## Exercise:
All of the data below is to be output exactly as written.

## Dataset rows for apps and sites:
++++++++++++++++++++
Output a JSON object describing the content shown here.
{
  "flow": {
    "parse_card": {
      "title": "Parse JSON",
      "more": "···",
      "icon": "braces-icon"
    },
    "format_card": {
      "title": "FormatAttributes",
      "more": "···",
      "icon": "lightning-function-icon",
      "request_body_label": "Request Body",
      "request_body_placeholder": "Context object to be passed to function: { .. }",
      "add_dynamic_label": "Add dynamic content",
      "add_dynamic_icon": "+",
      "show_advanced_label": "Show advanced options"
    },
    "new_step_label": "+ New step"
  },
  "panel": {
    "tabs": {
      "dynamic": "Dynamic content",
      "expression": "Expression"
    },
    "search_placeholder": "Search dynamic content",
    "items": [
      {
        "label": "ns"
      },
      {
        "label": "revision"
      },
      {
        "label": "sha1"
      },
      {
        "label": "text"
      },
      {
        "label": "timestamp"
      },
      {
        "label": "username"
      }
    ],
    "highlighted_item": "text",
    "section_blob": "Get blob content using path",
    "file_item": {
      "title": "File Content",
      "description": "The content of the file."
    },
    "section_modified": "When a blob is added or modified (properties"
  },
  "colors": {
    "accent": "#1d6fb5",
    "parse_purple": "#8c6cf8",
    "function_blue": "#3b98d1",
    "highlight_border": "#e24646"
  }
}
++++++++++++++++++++
## Result below:
Output a JSON object describing the content shown here.
{
  "flow": {
    "parse_card": {
      "title": "Parse JSON",
      "more": "···",
      "icon": "braces-icon"
    },
    "format_card": {
      "title": "FormatAttributes",
      "more": "···",
      "icon": "lightning-function-icon",
      "request_body_label": "Request Body",
      "request_body_placeholder": "Context object to be passed to function: { .. }",
      "add_dynamic_label": "Add dynamic content",
      "add_dynamic_icon": "+",
      "show_advanced_label": "Show advanced options"
    },
    "new_step_label": "+ New step"
  },
  "panel": {
    "tabs": {
      "dynamic": "Dynamic content",
      "expression": "Expression"
    },
    "search_placeholder": "Search dynamic content",
    "items": [
      {
        "label": "ns"
      },
      {
        "label": "revision"
      },
      {
        "label": "sha1"
      },
      {
        "label": "text"
      },
      {
        "label": "timestamp"
      },
      {
        "label": "username"
      }
    ],
    "highlighted_item": "text",
    "section_blob": "Get blob content using path",
    "file_item": {
      "title": "File Content",
      "description": "The content of the file."
    },
    "section_modified": "When a blob is added or modified (properties"
  },
  "colors": {
    "accent": "#1d6fb5",
    "parse_purple": "#8c6cf8",
    "function_blue": "#3b98d1",
    "highlight_border": "#e24646"
  }
}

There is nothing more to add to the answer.